- Is usually not sight-threatening injury.
- Symptoms: acute blurry vision, foreign body sensation, photophobia or ocular pain.
- May be isolated or associated with bruising or swelling of surrounding ocular tissues
- Mild blunt trauma may cause epithelial disruption without stromal or endothelial damage
- Severe blunt trauma may cause endothelial damage, Descemet's membrane tears with resulting severe corneal edema or laceration
- Thorough eye examination includes dilated fundus examination to rule out intraocular foreign body and damage to intraocular structures.
- Seidel test to rule out open globe injury.

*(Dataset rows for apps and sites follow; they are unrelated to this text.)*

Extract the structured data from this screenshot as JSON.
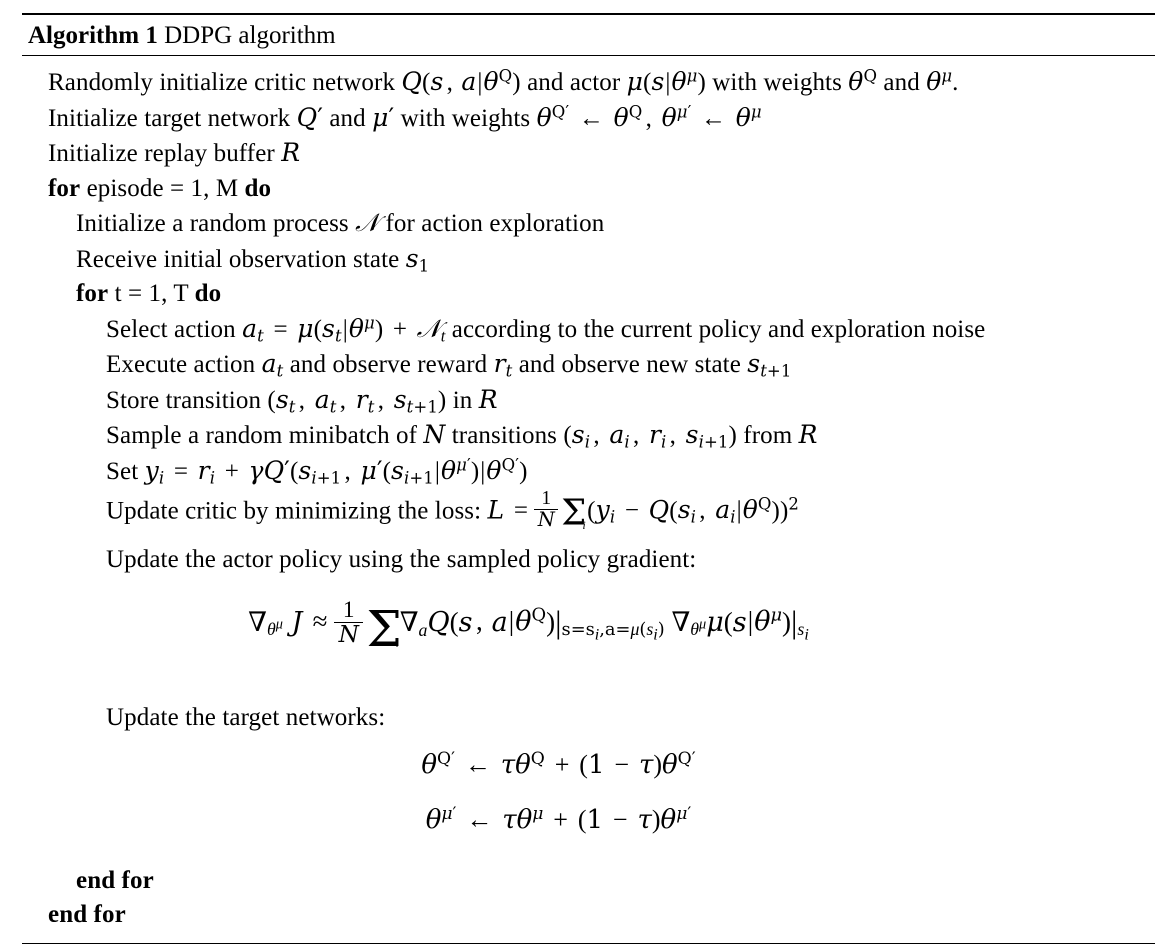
{
  "algorithm": {
    "label": "Algorithm 1",
    "title": "DDPG algorithm",
    "lines": [
      {
        "id": "l1",
        "indent": 0,
        "text": "Randomly initialize critic network Q(s, a|θ^Q) and actor μ(s|θ^μ) with weights θ^Q and θ^μ."
      },
      {
        "id": "l2",
        "indent": 0,
        "text": "Initialize target network Q′ and μ′ with weights θ^{Q′} ← θ^Q, θ^{μ′} ← θ^μ"
      },
      {
        "id": "l3",
        "indent": 0,
        "text": "Initialize replay buffer R"
      },
      {
        "id": "l4",
        "indent": 0,
        "text": "for episode = 1, M do",
        "keywords": [
          "for",
          "do"
        ]
      },
      {
        "id": "l5",
        "indent": 1,
        "text": "Initialize a random process 𝒩 for action exploration"
      },
      {
        "id": "l6",
        "indent": 1,
        "text": "Receive initial observation state s_1"
      },
      {
        "id": "l7",
        "indent": 1,
        "text": "for t = 1, T do",
        "keywords": [
          "for",
          "do"
        ]
      },
      {
        "id": "l8",
        "indent": 2,
        "text": "Select action a_t = μ(s_t|θ^μ) + 𝒩_t according to the current policy and exploration noise"
      },
      {
        "id": "l9",
        "indent": 2,
        "text": "Execute action a_t and observe reward r_t and observe new state s_{t+1}"
      },
      {
        "id": "l10",
        "indent": 2,
        "text": "Store transition (s_t, a_t, r_t, s_{t+1}) in R"
      },
      {
        "id": "l11",
        "indent": 2,
        "text": "Sample a random minibatch of N transitions (s_i, a_i, r_i, s_{i+1}) from R"
      },
      {
        "id": "l12",
        "indent": 2,
        "text": "Set y_i = r_i + γQ′(s_{i+1}, μ′(s_{i+1}|θ^{μ′})|θ^{Q′})"
      },
      {
        "id": "l13",
        "indent": 2,
        "text": "Update critic by minimizing the loss: L = (1/N) Σ_i (y_i − Q(s_i, a_i|θ^Q))^2"
      },
      {
        "id": "l14",
        "indent": 2,
        "text": "Update the actor policy using the sampled policy gradient:"
      },
      {
        "id": "l15",
        "indent": 2,
        "text": "Update the target networks:"
      },
      {
        "id": "l16",
        "indent": 1,
        "text": "end for",
        "keywords": [
          "end for"
        ]
      },
      {
        "id": "l17",
        "indent": 0,
        "text": "end for",
        "keywords": [
          "end for"
        ]
      }
    ],
    "equations": {
      "policy_gradient": "∇_{θ^μ} J ≈ (1/N) Σ_i ∇_a Q(s, a|θ^Q)|_{s=s_i, a=μ(s_i)} ∇_{θ^μ} μ(s|θ^μ)|_{s_i}",
      "target_critic": "θ^{Q′} ← τθ^Q + (1 − τ)θ^{Q′}",
      "target_actor": "θ^{μ′} ← τθ^μ + (1 − τ)θ^{μ′}"
    },
    "symbols": {
      "theta": "θ",
      "mu": "μ",
      "gamma": "γ",
      "tau": "τ",
      "nabla": "∇",
      "sum": "Σ",
      "approx": "≈",
      "leftarrow": "←",
      "script_n": "𝒩",
      "prime": "′"
    },
    "colors": {
      "text": "#000000",
      "background": "#ffffff",
      "rule": "#000000"
    }
  }
}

- Exam under general anesthesia may be necessary for exploration and/or repair of suspected rupture globe.
- Eye patch or bandage contact lens for corneal abrasion.
- Prophylactic topical antibiotics.
- Topical steroids may be useful in cases of significant inflammatory reaction.
- Hypertonic saline or 5% NaCl ointment or drops to resolve corneal edema.